Mr. Stelmach taped segments of the 18-minute edited address at his office and home farm over the past few days, working to craft what aides promised is a "meaty" speech filled with specific new proposals.
"There's a four-point plan pointing the way forward to a balanced budget. It's clear and concise and comprehensive," said Tom Olsen, the Premier's spokesman. "Ed Stelmach's government has a plan to move forward."
With the plunge in oil and gas revenues driving the province to a nearly $7-billion deficit this year, the address will tilt heavily toward the economy. But, Mr. Olsen said, it will also touch on health care and seniors, a subject that has already generated heated debate after a leaked report pointed to the possible closing of 9,000 long-term care beds in the province.
"The Premier will underscore his commitment, as he has time and again, to a publicly funded health-care system," Mr. Olsen said.
But many expect Mr. Stelmach to use the provincewide pulpit to veer right, in hopes of using a fiscal-cutting agenda to take ground from the rising conservative Wildrose party, which elects a leader three days later.
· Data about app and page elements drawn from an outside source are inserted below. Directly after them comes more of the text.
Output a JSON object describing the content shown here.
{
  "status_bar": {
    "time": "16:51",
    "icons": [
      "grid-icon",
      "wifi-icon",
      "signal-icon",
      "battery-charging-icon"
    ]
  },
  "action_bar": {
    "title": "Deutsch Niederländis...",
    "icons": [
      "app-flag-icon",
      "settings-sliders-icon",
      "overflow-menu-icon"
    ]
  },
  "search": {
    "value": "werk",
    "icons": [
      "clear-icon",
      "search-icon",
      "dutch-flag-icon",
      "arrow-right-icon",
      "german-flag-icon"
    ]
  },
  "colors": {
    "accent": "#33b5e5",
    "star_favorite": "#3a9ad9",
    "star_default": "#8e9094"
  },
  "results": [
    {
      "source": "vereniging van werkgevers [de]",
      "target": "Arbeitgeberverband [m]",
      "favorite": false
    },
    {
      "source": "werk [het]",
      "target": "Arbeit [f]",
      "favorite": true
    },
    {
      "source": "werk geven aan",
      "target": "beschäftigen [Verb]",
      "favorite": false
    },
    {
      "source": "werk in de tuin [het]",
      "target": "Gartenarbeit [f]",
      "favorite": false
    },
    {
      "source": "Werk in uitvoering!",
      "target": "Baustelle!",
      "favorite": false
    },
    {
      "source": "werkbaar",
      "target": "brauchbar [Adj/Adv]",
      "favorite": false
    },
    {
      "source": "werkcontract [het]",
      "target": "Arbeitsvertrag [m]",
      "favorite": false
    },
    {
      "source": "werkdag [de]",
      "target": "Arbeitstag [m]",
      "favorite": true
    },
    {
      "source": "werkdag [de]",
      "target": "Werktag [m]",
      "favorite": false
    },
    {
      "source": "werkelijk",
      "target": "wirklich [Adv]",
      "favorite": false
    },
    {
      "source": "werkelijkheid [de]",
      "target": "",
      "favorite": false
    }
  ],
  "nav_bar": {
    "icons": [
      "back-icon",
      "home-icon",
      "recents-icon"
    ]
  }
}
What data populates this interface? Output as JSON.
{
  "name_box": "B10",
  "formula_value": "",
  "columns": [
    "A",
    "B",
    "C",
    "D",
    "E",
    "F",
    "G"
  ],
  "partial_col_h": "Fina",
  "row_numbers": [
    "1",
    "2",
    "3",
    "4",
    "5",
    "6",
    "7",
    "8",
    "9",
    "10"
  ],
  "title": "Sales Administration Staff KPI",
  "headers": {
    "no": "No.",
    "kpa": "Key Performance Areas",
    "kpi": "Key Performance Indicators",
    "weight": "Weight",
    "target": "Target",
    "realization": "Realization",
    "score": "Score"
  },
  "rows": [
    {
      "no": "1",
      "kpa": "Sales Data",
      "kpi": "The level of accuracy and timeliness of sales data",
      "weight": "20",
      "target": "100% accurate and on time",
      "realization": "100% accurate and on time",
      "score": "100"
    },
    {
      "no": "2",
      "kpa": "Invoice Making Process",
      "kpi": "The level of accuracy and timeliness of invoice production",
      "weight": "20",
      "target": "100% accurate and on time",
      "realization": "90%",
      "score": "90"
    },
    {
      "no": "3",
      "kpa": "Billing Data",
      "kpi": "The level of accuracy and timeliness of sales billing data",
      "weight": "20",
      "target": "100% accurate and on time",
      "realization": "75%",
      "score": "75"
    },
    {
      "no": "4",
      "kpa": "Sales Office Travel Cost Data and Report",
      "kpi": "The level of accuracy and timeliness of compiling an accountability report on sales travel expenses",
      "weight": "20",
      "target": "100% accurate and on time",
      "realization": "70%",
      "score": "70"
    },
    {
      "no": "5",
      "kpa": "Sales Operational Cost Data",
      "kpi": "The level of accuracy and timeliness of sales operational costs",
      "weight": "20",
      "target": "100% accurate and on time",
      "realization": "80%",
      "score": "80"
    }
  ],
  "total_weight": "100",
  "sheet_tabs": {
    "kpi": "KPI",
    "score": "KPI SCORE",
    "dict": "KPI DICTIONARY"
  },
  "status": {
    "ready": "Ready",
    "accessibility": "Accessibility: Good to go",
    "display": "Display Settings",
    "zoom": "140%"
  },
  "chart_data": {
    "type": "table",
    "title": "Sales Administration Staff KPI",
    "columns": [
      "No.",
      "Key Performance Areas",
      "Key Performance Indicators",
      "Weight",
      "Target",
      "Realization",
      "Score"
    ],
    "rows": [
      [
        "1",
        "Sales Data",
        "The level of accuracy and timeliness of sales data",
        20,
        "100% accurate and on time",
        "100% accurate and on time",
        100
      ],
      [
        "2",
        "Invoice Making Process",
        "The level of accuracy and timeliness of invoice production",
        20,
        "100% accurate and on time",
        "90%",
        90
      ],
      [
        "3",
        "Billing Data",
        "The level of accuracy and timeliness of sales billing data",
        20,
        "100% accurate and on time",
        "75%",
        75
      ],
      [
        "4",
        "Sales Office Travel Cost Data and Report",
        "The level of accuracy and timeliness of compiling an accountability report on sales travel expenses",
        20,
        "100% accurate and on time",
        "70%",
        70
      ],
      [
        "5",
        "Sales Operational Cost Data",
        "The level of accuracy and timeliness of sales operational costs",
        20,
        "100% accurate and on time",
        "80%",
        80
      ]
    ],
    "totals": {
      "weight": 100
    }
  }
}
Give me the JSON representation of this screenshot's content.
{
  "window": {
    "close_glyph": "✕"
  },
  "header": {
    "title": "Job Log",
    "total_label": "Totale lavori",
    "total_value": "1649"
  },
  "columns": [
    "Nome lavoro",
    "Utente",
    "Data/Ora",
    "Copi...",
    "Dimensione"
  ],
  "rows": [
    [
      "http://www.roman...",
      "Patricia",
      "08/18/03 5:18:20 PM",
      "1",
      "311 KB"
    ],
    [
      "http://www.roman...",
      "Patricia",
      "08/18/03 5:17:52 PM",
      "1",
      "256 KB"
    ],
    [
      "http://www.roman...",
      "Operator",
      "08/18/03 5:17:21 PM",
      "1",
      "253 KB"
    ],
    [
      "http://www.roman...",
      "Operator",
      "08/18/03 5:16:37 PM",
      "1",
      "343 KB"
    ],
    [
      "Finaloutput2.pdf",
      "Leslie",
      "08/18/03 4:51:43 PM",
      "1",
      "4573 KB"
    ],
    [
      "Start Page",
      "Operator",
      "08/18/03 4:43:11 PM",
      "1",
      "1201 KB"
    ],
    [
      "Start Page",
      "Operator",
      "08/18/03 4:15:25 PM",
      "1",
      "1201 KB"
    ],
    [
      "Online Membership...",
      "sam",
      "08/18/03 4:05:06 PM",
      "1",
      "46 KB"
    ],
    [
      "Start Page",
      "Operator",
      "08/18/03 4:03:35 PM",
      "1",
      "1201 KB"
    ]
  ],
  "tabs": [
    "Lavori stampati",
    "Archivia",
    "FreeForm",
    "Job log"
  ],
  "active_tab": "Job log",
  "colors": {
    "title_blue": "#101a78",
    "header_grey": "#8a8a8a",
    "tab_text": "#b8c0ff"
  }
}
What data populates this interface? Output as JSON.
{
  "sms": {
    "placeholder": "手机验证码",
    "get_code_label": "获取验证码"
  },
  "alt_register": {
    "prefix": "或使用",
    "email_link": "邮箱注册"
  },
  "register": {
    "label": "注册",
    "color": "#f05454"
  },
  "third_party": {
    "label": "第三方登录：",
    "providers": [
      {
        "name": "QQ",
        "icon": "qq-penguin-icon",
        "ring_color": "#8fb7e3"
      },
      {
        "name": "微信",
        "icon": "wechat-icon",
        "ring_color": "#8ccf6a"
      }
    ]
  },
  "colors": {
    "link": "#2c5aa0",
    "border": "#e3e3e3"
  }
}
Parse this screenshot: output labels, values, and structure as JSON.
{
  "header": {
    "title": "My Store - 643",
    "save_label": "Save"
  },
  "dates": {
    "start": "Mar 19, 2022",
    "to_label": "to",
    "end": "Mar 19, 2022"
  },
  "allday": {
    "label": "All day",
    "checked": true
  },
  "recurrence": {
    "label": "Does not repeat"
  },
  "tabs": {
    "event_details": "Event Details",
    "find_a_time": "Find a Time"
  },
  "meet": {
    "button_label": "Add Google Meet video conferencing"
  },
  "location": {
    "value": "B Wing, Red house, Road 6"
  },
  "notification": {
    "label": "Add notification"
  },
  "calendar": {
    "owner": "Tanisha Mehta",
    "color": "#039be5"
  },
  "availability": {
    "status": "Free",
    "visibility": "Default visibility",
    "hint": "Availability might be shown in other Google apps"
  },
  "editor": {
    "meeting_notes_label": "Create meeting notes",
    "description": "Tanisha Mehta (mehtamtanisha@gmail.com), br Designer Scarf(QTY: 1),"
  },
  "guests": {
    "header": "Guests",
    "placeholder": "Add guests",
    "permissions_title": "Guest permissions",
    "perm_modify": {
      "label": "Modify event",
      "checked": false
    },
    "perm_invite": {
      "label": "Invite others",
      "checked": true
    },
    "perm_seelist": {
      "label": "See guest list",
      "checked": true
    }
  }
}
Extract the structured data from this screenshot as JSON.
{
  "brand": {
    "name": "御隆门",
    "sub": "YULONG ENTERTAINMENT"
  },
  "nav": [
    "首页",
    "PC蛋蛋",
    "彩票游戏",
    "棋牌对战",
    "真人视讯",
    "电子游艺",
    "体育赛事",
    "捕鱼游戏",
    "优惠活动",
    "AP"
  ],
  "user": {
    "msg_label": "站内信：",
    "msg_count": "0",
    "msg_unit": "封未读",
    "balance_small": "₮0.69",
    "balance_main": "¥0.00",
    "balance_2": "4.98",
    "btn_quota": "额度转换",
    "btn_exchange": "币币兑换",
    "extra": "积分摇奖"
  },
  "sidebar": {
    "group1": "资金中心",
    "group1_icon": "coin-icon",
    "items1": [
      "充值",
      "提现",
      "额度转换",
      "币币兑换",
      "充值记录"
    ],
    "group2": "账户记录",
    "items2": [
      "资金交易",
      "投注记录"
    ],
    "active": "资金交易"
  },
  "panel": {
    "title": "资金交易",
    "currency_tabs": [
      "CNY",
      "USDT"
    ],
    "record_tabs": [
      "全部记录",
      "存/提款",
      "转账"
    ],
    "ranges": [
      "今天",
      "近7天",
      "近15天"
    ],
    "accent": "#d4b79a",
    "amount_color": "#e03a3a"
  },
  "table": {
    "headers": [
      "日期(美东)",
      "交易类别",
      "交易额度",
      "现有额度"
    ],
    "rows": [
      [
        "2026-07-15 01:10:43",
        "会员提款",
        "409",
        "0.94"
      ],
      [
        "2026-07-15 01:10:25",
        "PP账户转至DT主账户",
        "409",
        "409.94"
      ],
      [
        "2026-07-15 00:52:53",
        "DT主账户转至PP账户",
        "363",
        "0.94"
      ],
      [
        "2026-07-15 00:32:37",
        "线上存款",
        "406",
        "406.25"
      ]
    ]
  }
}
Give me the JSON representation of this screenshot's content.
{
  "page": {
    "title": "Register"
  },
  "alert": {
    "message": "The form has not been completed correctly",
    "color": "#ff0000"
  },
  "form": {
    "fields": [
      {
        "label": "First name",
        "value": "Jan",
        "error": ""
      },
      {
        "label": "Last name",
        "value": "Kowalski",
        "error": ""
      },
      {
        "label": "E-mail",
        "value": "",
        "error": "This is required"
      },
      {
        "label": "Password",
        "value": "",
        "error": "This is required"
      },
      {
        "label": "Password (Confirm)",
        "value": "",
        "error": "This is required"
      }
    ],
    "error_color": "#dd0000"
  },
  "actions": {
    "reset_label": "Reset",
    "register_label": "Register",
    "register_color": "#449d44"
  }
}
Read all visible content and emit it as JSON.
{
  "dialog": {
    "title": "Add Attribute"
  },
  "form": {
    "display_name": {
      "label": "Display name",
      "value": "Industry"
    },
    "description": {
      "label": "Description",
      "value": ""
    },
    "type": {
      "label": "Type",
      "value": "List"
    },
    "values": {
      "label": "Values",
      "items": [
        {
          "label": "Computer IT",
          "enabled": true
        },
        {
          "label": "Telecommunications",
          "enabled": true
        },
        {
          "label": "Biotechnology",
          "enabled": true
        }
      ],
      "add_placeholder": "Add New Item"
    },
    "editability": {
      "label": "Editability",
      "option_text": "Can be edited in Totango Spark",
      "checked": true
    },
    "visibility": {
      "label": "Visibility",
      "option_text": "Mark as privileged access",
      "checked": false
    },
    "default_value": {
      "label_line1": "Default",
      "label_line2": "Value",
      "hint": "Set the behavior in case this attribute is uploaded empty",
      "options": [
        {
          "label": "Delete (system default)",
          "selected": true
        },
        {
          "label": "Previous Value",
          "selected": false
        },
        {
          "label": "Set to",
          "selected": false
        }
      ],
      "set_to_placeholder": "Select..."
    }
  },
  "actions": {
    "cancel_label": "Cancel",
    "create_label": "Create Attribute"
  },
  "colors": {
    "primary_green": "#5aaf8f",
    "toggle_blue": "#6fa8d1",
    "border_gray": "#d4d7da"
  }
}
"Mr. Stelmach grew up politically in the mid-nineties. He knows how to cut. He knows the success that can bring, or at least the perceived success," said Keith Brownsey, an associate professor of political science at Mount Royal University in Calgary. The rise in Wildrose popularity "allows him to do exactly that."
The possibility of a public-sector wage freeze or cuts to health and education, the government's biggest budget items, has already struck fear in those who lived through the austere days that former premier Ralph Klein used to wipe out the province's debt.
"We're afraid that the Stelmach government is considering a return to Klein-style cuts, even though that would clearly be a bad move, in that it would make a bad economic situation in the province much worse," said Gil McGowan, president of the Alberta Federation of Labour.
Bold moves could be risky for Mr. Stelmach, who is still half a year from unveiling the province's next budget. Yet he may be keen to take a page from Mr. Klein, who launched a tradition of annual television addresses in 1994, just days before unveiling a cost-slashing budget.
Alberta at the time was facing a bulging debt and a multibillion-dollar deficit.
"We knew that a budget was coming that was going to be explosive. And so the calculation was made to get ahead of it," said Rod Love, who served as Mr. Klein's chief of staff.
A televised address only works if it is used to explain something new, he said.
"You have to have a reason to focus the debate," he said. "You just can't go on and say what you've been saying before."
Yet Mr. Stelmach may find himself limited by the fact that any dramatic change could reflect badly on his leadership, which began during the heady, free-spending boom that ended last summer.
"Ed's used up his first couple of years in office. He's running against his own record now," Prof. McCormick said. "He can't slash without taking responsibility for the things that are being slashed."
Globe and Mail, Tues Oct 13 2009
Byline: Nathan Vanderklippe